To facilitate the research necessary to prove lineage, Hollis Gentry, a genealogist who testified before the committee, recommended that the state provide financial assistance for lineage tracing through public, state, and private libraries. Advocates for race-based reparations remained wary of the state’s power to identify descendants and were particularly concerned about an overreliance on state records. As Jessica Aiwuyor, founder of the National Black Cultural Information Trust warned, methods like DNA testing are “invasive,” and Black Americans with disabilities and limited access to technology could be excluded from participation.
Toward National and Global Reparations?
The nuances surrounding Black activists’ debates on the question of US slavery and its legacy are due, in part, to the slave trade’s transnational history of violence. Around the world, growing calls for reparations—from Jamaican protests for reparations that met the British royals’ Caribbean “tour” to the Indigenous #LandBack movement across Turtle Island—also indicate the potential for transnational efforts for reparative racial justice.
Indeed, perhaps one way out of the impasse revealed by this discussion of California’s public hearings—that is, the tension between lineage-based approaches to slavery’s past harms and race-based approaches to present harms—can be found in Professor Olúfẹ́mi O. Táíwò’s compelling new book, Reconsidering Reparations. In it, Táíwò proposes a “constructive” approach to reparations for slavery and colonialism, arguing for reparations as a “future-oriented project” that centers peoples’ vulnerability to climate change as it works to build a more equitable and just world. The costs of building such a world would be paid with the wealth of those who have benefited from global racial empire and must therefore inherit the liabilities of its injustices.
California’s task force will continue to meet and its corpus of documentation and debate is a major step in the fight for Black reparations. While eligibility limits and local reparations efforts are tempting for their immediate tangibility—and indeed could be critical steps toward racial equity—these debates illustrate how movements for reparative justice are shaped by global forces and would benefit from coordination across national borders. The reasons for such coordination are two-fold:

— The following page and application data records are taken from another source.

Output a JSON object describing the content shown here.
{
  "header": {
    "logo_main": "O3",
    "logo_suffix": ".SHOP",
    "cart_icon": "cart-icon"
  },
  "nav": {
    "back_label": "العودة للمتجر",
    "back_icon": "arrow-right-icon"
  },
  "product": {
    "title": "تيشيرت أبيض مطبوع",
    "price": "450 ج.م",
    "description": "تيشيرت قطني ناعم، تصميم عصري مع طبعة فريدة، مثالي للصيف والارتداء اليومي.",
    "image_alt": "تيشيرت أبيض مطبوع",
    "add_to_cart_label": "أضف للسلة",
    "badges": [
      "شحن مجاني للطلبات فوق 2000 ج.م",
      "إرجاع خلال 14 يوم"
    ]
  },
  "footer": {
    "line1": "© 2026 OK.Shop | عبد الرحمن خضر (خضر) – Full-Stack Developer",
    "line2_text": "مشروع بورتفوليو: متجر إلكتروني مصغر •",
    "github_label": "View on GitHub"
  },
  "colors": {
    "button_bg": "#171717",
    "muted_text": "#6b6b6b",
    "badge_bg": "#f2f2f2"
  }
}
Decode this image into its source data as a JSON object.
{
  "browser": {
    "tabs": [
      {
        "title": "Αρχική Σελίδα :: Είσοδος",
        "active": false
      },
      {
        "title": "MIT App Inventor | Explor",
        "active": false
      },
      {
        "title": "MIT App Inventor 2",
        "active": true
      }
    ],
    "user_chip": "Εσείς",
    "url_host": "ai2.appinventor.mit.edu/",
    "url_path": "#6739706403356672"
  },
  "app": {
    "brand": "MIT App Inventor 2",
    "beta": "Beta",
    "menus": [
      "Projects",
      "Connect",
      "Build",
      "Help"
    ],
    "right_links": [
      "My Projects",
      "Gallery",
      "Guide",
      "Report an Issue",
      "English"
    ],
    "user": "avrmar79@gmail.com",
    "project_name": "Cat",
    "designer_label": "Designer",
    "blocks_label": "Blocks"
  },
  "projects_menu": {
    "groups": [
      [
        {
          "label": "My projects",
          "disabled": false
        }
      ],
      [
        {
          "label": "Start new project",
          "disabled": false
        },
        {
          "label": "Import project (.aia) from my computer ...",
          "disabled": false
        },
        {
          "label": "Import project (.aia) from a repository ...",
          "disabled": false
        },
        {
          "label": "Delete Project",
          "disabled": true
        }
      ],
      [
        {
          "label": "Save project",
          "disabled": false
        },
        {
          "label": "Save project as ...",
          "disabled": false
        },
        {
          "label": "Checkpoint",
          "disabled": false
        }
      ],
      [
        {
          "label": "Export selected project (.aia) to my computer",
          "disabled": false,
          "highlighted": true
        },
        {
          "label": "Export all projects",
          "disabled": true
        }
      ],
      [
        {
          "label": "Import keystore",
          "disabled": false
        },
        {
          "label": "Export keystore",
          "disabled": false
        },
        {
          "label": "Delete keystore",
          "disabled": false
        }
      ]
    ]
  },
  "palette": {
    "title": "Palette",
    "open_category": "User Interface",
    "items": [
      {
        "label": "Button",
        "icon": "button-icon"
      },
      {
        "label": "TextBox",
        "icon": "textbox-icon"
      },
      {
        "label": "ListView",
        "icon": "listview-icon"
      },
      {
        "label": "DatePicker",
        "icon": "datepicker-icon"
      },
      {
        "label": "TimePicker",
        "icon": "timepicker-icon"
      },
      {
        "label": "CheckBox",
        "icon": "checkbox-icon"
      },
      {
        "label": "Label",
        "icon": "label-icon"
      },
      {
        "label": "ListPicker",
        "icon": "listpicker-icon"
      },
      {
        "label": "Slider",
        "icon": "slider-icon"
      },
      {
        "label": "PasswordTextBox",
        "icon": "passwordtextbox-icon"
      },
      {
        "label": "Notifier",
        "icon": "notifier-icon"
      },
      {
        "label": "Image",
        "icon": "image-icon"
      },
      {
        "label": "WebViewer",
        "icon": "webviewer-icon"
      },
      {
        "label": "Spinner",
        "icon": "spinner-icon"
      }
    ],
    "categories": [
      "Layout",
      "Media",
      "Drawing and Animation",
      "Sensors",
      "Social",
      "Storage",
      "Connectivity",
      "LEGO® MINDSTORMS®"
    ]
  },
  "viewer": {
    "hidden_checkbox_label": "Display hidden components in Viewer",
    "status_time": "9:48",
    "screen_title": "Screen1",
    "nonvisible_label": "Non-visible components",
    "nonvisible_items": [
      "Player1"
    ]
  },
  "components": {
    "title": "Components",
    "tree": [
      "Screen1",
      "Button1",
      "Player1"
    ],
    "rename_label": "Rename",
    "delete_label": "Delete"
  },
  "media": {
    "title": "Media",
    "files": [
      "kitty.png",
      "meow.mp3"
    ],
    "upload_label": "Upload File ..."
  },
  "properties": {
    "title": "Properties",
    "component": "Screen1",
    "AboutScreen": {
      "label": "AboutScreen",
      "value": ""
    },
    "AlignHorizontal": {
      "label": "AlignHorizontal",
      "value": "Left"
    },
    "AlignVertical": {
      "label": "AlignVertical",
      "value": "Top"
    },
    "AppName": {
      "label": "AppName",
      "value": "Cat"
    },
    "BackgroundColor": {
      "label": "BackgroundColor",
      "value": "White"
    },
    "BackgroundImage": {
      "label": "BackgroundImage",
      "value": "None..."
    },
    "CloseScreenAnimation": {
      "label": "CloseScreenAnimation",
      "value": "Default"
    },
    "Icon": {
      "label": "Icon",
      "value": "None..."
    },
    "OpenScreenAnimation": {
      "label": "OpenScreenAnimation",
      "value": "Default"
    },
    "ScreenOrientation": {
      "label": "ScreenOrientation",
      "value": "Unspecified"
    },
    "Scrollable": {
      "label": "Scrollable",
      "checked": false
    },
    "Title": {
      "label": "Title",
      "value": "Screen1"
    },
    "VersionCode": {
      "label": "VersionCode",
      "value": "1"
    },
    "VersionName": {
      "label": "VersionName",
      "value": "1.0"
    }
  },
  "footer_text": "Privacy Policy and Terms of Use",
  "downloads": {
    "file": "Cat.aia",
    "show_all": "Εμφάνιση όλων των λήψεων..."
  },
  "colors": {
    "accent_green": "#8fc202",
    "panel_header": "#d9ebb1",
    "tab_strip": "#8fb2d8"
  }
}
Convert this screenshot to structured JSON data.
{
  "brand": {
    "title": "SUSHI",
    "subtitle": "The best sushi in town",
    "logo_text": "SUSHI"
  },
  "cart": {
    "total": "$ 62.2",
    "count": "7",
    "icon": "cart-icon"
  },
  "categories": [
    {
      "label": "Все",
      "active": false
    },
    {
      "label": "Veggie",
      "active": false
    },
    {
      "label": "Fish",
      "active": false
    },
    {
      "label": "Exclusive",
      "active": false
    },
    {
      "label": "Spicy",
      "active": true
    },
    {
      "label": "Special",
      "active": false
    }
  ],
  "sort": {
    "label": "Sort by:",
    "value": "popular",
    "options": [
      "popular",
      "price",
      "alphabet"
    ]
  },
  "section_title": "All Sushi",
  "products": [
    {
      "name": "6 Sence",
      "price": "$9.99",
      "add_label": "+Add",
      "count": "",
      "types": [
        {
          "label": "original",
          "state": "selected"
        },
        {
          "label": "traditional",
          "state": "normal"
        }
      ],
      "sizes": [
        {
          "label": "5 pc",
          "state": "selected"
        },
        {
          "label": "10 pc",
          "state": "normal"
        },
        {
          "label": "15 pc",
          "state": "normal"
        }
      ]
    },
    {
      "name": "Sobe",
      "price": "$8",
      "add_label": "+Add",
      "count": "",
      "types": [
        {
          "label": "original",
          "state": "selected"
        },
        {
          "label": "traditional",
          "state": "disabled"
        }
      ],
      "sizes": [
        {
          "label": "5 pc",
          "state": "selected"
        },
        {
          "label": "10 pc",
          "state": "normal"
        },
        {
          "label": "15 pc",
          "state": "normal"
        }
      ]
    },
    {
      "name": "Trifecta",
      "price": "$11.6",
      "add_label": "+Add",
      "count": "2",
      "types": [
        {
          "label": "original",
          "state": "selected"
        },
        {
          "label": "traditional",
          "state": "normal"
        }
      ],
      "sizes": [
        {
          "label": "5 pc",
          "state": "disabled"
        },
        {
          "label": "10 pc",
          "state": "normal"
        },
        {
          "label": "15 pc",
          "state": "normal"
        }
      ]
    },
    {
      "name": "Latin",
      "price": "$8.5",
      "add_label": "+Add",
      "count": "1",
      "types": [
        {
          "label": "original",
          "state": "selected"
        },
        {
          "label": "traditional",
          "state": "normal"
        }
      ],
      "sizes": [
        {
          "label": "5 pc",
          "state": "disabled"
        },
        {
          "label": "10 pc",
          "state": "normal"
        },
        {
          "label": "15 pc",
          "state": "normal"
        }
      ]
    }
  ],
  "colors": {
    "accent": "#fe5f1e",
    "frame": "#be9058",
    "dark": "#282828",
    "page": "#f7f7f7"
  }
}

- To make sure that all Black people who have suffered from transatlantic slavery and its legacy of structural racism are provided with the redress they deserve, especially from the governments, institutions, and owning-class families that profited from their ancestors’ labor.
- Our current global economy is rooted in violent systems that created unjust wealth disparities. We must transform these systems to ensure that any redistributed wealth remains with the people and communities that are owed.
There are no easy answers, but at least the supporters of lineage-based and race-based approaches can agree on one thing: Reparations are essential to realizing racial and economic justice.